“Why didn’t he think it was best for you?”
“He didn’t like the idea of me working with a lot of people and being out everyday.”
I responded with a simple “oh” and the conversation died down. It was a conversation that upset me, and would continue to upset me incredibly.
After talking about it with my mother, she told me that as depressing as it was, my uncle was letting her go to culinary school where they had plans of opening a bakery. While I was happy for her because she had always enjoyed baking, it upset me that she was only able to pursue it because she had my uncle’s permission, and that she wouldn’t ever be able to pursue her true passion, technology & computer science, because it was simply not permissible by her family and her husband.
Another priority in the everyday life of an Algerian woman is not to shame her family: it’s critical. It doesn’t matter if it’s against what she wants out of her life, or what she feels is best for herself, it’s the shame that it might bring to her family if it happens that’s most important. Whether it’s if she doesn’t want to marry or have kids, if she wants to live by herself, if she wants to wear shorts and a tank top, have a romantic life before marriage, or have a job not considered appropriate for women.
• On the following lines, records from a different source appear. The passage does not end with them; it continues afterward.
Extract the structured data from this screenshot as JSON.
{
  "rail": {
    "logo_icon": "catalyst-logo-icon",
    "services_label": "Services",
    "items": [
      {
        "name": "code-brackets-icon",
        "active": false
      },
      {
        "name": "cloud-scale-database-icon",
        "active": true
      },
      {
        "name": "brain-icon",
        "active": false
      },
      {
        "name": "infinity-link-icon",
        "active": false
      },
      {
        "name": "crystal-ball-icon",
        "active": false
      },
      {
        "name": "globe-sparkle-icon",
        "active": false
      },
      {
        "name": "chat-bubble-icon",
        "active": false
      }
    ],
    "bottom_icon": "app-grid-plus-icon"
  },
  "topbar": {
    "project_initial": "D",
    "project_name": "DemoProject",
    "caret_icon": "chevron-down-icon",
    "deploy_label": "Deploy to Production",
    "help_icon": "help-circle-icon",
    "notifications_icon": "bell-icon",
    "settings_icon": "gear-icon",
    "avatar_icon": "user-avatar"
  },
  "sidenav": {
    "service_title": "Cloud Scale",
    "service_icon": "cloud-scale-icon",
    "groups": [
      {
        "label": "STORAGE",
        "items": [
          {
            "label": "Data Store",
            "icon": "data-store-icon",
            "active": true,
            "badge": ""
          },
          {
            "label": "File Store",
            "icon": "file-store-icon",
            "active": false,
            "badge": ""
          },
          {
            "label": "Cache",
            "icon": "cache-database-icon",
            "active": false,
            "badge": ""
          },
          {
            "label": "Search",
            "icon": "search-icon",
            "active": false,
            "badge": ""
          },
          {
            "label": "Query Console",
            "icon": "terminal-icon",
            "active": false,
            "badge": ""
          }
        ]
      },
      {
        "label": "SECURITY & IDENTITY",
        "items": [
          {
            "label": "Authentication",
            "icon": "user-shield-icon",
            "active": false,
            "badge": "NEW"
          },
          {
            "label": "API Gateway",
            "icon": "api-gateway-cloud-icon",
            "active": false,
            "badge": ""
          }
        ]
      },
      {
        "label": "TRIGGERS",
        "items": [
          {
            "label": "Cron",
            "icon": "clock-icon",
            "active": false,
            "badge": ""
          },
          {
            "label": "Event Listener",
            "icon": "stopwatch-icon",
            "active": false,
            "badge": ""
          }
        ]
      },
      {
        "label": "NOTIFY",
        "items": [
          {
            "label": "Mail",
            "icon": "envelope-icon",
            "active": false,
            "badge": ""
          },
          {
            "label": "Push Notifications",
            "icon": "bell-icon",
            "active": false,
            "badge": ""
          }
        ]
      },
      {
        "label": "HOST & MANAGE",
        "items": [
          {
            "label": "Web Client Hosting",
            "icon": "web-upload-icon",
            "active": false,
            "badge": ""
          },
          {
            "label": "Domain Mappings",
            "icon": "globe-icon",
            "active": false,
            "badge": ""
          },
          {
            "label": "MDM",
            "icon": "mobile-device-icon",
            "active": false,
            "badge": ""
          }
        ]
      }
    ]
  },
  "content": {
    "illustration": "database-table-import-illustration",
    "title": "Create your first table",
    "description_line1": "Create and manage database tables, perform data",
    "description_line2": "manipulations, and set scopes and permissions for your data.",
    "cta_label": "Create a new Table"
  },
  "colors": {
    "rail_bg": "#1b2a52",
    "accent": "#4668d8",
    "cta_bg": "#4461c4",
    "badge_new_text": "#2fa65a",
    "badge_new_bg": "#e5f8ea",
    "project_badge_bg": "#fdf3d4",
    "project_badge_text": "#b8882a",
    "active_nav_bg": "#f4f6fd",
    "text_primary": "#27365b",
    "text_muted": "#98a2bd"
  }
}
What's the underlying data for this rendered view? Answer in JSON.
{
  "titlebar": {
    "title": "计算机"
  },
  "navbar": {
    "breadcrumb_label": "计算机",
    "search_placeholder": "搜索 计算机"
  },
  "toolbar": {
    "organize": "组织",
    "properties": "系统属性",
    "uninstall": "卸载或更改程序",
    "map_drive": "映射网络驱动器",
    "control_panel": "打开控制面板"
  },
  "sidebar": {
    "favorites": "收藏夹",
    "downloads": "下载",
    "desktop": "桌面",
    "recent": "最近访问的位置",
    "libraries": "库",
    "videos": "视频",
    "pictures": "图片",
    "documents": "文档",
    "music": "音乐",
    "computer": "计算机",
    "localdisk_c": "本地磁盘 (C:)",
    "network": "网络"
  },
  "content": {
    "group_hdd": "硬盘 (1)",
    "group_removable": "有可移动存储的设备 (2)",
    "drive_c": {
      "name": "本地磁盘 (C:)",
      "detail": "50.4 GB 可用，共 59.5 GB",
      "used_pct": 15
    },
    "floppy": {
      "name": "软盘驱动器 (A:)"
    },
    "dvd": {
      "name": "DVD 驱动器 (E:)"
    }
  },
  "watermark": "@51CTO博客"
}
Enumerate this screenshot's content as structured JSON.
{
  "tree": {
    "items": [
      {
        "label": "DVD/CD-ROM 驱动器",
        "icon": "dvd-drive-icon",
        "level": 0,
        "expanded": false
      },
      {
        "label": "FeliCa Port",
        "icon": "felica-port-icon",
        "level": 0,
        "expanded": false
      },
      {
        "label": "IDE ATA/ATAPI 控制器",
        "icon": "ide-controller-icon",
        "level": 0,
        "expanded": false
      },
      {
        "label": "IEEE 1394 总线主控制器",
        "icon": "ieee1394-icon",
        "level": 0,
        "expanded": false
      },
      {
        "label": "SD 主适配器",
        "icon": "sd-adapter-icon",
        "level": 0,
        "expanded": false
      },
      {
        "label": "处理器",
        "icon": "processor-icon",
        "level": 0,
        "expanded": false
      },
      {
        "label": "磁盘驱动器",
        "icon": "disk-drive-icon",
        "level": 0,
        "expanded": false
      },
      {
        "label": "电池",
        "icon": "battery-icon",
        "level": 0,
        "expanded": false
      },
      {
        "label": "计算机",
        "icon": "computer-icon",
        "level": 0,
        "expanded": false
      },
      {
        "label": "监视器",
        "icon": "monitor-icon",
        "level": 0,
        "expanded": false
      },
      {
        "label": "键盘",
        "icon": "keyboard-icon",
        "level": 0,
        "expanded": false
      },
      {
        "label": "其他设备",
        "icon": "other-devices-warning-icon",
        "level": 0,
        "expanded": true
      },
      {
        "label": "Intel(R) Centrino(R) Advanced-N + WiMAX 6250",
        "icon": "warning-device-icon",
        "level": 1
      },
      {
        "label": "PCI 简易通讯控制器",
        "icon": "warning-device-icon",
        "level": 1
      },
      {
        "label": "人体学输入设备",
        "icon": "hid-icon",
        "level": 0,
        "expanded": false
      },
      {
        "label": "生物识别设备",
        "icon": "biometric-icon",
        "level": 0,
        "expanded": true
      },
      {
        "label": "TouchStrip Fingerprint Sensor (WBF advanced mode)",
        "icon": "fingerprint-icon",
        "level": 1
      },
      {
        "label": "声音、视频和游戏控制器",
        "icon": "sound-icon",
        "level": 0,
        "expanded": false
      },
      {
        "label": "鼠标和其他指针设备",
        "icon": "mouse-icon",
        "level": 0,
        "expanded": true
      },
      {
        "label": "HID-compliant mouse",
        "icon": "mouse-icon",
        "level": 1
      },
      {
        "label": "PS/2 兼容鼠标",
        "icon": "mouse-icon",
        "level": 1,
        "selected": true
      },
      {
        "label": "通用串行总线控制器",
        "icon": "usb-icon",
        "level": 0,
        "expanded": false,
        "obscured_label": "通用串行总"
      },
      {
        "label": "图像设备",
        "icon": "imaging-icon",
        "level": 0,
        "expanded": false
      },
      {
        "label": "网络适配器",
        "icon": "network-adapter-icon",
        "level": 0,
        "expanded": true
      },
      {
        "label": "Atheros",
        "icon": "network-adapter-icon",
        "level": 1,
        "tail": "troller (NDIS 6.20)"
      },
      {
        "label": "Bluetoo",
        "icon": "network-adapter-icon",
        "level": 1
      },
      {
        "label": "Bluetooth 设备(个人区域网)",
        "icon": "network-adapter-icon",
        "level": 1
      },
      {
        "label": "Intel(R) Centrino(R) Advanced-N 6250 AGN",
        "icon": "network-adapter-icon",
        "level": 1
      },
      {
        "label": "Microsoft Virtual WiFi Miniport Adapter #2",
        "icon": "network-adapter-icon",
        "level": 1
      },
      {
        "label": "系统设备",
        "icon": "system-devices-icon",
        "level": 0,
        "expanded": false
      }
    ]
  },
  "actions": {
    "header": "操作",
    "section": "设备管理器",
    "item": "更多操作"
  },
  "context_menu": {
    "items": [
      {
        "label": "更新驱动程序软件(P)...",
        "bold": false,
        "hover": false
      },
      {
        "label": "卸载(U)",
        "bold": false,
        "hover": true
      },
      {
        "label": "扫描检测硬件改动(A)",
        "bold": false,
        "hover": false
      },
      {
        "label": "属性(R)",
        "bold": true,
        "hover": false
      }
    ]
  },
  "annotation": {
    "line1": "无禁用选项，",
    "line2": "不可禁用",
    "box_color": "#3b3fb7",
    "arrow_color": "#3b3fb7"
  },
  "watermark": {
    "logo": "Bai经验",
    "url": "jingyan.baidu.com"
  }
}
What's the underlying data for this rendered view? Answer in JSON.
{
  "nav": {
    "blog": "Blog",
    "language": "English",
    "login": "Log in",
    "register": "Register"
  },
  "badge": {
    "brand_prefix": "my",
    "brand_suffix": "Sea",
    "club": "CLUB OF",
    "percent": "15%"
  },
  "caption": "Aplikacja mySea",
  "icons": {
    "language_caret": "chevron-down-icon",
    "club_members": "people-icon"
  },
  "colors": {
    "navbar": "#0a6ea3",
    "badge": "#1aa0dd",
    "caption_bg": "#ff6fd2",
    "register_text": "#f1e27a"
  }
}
One day I was sitting with one of my uncles on his balcony that overlooked the Mediterranean. With the sound of waves crashing in the background, he began to discuss with me that a man should always be the head of the house to ensure a stable family. Needless to say, I disagreed.
From there stemmed a debate, that soon included my entire family becoming involved. At the end of the argument, my uncle declared the that the west had poisoned my morals and beliefs. But the thing was, I didn’t form these opinions and outlooks because someone from the west taught me, they formed once I had access to the outlooks and experiences of women from all over the world, whether through intersectional literature, online magazines,documentaries, and social media, specifically various blogs on Tumblr.
When I got back home and told my Iowan friends about the experiences I made and the situations I witnessed over coffee, they would respond with something along the lines of “that’s unfortunate, I’m glad we don’t deal with that here.” The thing is, we did at one point, and we came a very long way to get here. Many people, mostly those who disagree with feminism, like to point out that American women have it lucky, and that western feminists should have no place to complain when third-world countries (like Algeria) deal with sexism that’s ten times worse. However, what they don’t realize is that it was feminists, those seeking a more just future for women, were the ones who changed Iowa and America as a whole for the better. And even now, in Algeria, it will be those feminists who will challenge and reform preconceived notions and political beliefs to make Algeria become a more just place.
Originally published here.